The neutral ground for people who feel aggrieved by this demand is not in the weaponization of civility, which I seem to find in both political extremes. On the right it is the use of respect to shut down protest as a form of impoliteness or impropriety. Yes interrupting someone’s meal is rude in everyday circumstances. And being a public official is not an everyday circumstance - there is, historically, an added weight and responsibility to the office, which means you serve and are to held accountable to all constituents. Leveraging the concept of civility to keep them from being heard when you occupy a position of power is a punching down of sorts - the only leverage the public has is very limited when it comes to certain issues, especially when compared to the leverage held by someone who is close the policy deciders. To compare the level of civility expected by each of these parties is willfully disingenuous, at best. This is a case of using politeness to shut down a conversation that people don’t want to hear, this is civility as suppression, something which we tend to apply constantly in smaller ways - in our workplaces, in any place with rules and order. Civility is a boundary, and this is an abuse of that function.
There is also a liberal use of civility which creates the impression that we must be hyper aware of our own behaviors, to the point that it could be perceived as a restriction and a detriment to overall discourse. Without being too broad, even some bad ideas need to be expressed in order to be challenged and reshaped into better ones. If democracy can be narrowly defined as a competition of ideas, then allowing a free range of expression, of part of our advancement in civilization is the mojo which comes from increased information flow and knowledge exchange, there should be a balance of censorship and liberty which allows evolved ideas to emerge whilst guiding ourselves away from the most self indulgent or willfully disrespectful of human rights in general.
In other words, conservative cultures by no means have a monopoly on creating cultures of repression when it comes to undesirable thoughts and behavior, and I find that often the things we espouse and denounce very easily become the things we come to embody when passing from powerlessness to empowerment.
By no means are any of these thoughts designed as a free pass to the reluctant gatekeepers of technology - I would deem the deliberate spread of easily disprovable lies to be detrimental to the process of sharing and improving ideas. Such lies do nothing in this regard but prove that all language is not created equal. A lie designed to incite and inflame is not the same as an unpopular truth. Twitter and Facebook will have to stake an opinion on the spectrum of free speech, because their current strategy of relative inaction has allowed malicious actors to define their position for them. I suppose not all silence is golden.

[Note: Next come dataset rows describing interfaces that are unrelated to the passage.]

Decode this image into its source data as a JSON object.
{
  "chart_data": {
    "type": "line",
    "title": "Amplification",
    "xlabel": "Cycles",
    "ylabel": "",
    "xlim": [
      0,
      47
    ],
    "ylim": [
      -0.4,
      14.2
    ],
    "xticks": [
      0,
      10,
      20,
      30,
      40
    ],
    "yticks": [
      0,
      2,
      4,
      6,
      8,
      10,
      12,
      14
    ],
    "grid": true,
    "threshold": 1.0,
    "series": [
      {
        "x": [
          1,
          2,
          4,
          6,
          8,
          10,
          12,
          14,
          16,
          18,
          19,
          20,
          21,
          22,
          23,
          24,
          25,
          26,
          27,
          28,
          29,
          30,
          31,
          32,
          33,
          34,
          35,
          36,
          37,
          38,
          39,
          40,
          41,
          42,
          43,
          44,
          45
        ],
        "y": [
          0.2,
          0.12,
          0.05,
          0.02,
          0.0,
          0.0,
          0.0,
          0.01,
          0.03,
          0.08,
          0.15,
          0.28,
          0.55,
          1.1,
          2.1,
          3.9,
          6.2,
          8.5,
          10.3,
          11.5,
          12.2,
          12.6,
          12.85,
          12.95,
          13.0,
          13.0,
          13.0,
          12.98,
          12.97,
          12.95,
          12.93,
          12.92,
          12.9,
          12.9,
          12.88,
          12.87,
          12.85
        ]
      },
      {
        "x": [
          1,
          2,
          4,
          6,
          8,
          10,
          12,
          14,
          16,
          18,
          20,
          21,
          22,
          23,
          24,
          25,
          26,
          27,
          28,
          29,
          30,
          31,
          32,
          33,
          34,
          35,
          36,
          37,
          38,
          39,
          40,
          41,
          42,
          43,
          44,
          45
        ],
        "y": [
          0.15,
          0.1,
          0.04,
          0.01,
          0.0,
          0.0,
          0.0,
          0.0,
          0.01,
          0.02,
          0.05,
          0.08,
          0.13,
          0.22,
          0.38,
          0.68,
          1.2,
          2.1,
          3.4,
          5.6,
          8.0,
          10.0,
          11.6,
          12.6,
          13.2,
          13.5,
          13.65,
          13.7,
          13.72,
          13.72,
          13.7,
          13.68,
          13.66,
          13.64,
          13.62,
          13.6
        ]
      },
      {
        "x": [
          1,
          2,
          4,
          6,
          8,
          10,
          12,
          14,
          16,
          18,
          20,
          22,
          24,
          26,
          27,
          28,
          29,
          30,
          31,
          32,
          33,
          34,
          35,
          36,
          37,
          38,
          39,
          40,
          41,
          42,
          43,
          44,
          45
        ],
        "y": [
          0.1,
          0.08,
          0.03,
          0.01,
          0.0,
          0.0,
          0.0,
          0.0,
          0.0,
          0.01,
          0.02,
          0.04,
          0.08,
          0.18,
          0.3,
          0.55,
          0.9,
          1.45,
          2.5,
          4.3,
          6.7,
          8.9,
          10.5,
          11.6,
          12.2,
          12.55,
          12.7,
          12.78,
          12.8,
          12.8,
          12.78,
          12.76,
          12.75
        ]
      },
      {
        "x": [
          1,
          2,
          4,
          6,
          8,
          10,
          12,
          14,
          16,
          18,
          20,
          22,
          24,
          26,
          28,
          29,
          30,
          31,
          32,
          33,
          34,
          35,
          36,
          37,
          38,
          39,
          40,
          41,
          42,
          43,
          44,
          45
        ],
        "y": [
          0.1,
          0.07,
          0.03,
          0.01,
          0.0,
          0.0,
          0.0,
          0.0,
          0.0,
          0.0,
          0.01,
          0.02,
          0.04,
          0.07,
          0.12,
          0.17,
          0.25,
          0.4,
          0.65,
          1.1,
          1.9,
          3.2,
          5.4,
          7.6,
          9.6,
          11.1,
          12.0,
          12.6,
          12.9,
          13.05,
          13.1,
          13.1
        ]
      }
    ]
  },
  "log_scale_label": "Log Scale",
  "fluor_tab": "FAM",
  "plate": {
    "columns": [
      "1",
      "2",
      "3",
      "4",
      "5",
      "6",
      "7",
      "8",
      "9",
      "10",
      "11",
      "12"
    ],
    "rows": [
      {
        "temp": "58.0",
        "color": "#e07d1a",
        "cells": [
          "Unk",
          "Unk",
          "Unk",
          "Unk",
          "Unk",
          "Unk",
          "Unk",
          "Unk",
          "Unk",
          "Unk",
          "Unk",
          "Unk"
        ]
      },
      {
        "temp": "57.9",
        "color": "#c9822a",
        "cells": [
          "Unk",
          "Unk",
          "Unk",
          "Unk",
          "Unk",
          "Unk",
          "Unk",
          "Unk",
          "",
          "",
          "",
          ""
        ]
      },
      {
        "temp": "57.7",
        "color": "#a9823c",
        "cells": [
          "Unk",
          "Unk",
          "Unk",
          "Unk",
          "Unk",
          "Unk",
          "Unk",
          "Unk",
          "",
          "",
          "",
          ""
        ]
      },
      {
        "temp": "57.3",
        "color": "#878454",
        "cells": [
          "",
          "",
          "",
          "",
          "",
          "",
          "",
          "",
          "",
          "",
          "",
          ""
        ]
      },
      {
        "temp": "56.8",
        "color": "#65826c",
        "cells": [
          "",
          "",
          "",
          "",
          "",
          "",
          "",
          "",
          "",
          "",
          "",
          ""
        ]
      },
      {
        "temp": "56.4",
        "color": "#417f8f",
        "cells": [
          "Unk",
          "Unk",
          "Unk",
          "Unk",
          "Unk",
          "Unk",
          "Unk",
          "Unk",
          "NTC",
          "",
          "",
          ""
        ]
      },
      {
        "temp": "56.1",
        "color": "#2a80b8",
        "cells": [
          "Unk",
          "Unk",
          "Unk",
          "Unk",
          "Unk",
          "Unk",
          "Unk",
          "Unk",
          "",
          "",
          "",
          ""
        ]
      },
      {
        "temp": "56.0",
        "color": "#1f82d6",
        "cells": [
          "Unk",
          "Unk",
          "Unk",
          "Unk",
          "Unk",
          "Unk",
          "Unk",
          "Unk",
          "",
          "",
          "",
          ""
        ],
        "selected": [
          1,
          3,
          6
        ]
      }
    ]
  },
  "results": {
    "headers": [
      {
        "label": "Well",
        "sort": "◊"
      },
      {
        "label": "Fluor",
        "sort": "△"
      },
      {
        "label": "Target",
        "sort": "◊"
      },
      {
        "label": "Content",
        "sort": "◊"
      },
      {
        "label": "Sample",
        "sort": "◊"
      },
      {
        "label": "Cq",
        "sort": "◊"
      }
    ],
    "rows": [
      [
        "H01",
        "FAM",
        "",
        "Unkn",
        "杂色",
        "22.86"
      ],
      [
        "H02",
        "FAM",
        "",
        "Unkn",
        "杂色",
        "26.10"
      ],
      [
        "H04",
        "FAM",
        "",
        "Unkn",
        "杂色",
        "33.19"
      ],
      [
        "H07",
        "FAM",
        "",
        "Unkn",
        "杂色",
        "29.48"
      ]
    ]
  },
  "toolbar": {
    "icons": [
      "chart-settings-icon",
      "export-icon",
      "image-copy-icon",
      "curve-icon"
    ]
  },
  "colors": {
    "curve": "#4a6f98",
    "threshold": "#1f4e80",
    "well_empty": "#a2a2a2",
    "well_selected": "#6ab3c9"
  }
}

Mostly though, watch out for the bullies. They are the ones who will leverage these concepts to kill the conversations we need to keep having.